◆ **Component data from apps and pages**
______
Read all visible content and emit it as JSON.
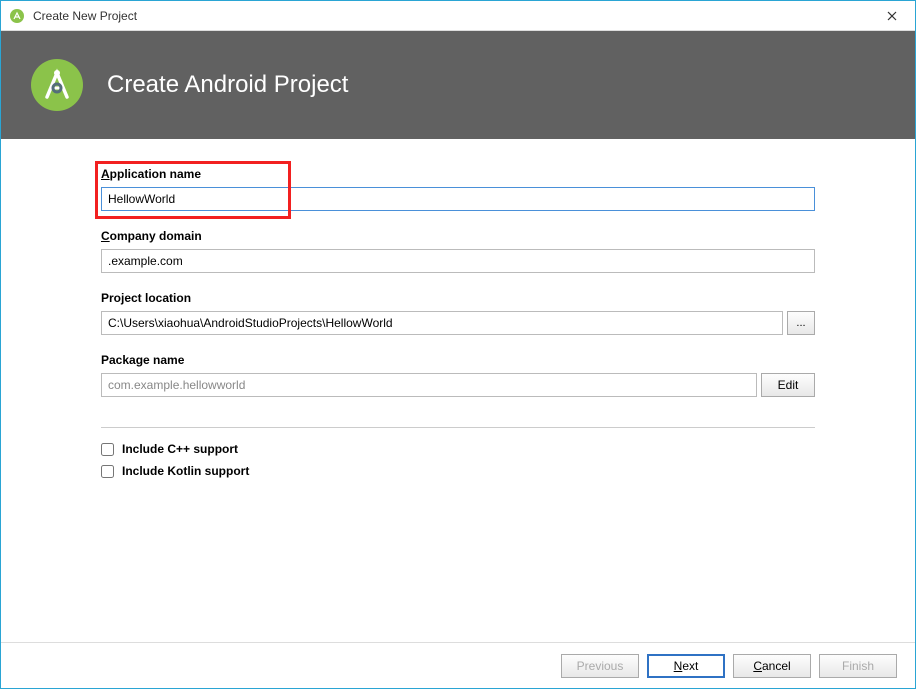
{
  "window": {
    "title": "Create New Project"
  },
  "banner": {
    "title": "Create Android Project"
  },
  "fields": {
    "app_name": {
      "label_pre": "A",
      "label_rest": "pplication name",
      "value": "HellowWorld"
    },
    "company_domain": {
      "label_pre": "C",
      "label_rest": "ompany domain",
      "value": ".example.com"
    },
    "project_location": {
      "label": "Project location",
      "value": "C:\\Users\\xiaohua\\AndroidStudioProjects\\HellowWorld",
      "browse": "..."
    },
    "package_name": {
      "label": "Package name",
      "value": "com.example.hellowworld",
      "edit": "Edit"
    }
  },
  "checkboxes": {
    "cpp": "Include C++ support",
    "kotlin": "Include Kotlin support"
  },
  "footer": {
    "previous": "Previous",
    "next_pre": "N",
    "next_rest": "ext",
    "cancel_pre": "C",
    "cancel_rest": "ancel",
    "finish": "Finish"
  }
}
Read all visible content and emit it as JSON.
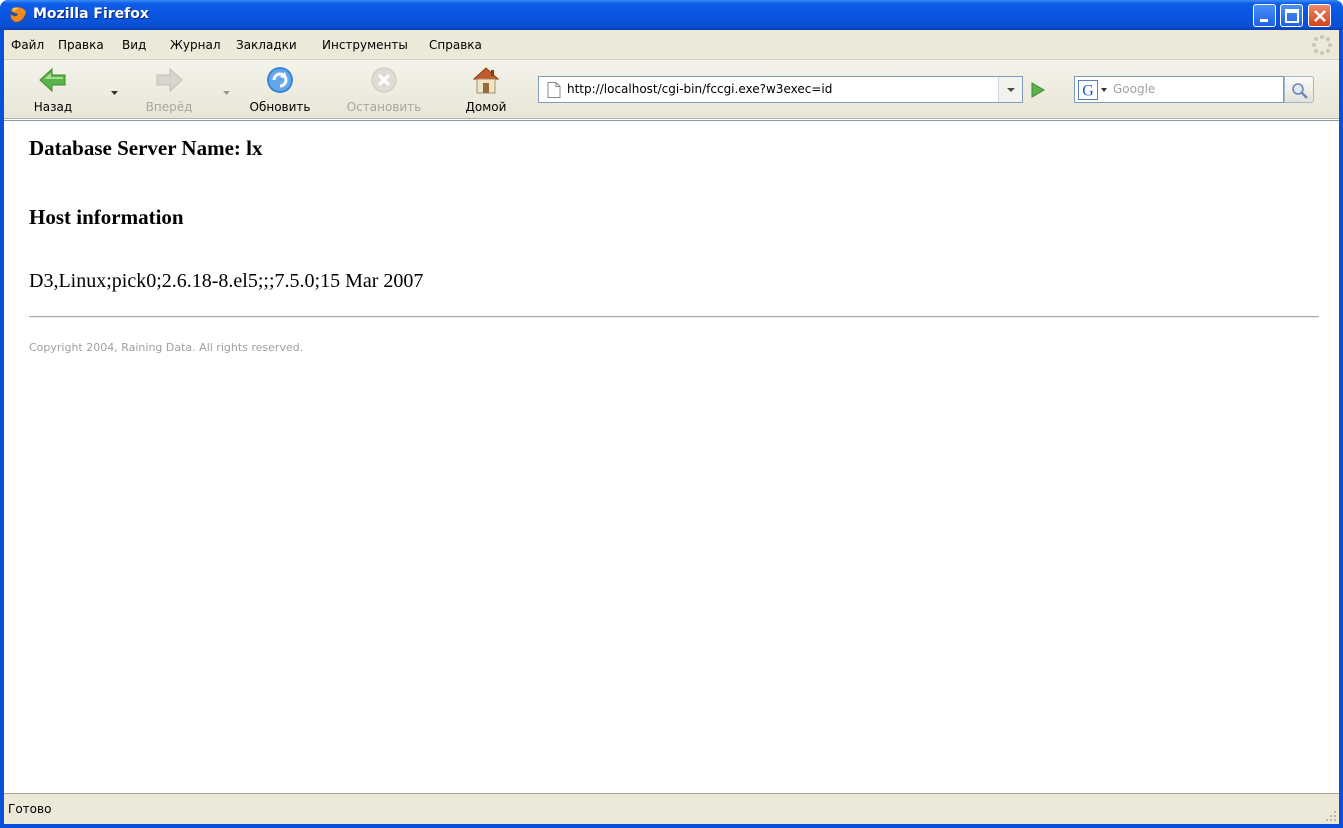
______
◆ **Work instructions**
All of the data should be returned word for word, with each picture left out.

◆ **The completed task**
Read all visible content and emit it as JSON.
{
  "window": {
    "title": "Create New Project"
  },
  "banner": {
    "title": "Create Android Project"
  },
  "fields": {
    "app_name": {
      "label_pre": "A",
      "label_rest": "pplication name",
      "value": "HellowWorld"
    },
    "company_domain": {
      "label_pre": "C",
      "label_rest": "ompany domain",
      "value": ".example.com"
    },
    "project_location": {
      "label": "Project location",
      "value": "C:\\Users\\xiaohua\\AndroidStudioProjects\\HellowWorld",
      "browse": "..."
    },
    "package_name": {
      "label": "Package name",
      "value": "com.example.hellowworld",
      "edit": "Edit"
    }
  },
  "checkboxes": {
    "cpp": "Include C++ support",
    "kotlin": "Include Kotlin support"
  },
  "footer": {
    "previous": "Previous",
    "next_pre": "N",
    "next_rest": "ext",
    "cancel_pre": "C",
    "cancel_rest": "ancel",
    "finish": "Finish"
  }
}
Read all visible content and emit it as JSON.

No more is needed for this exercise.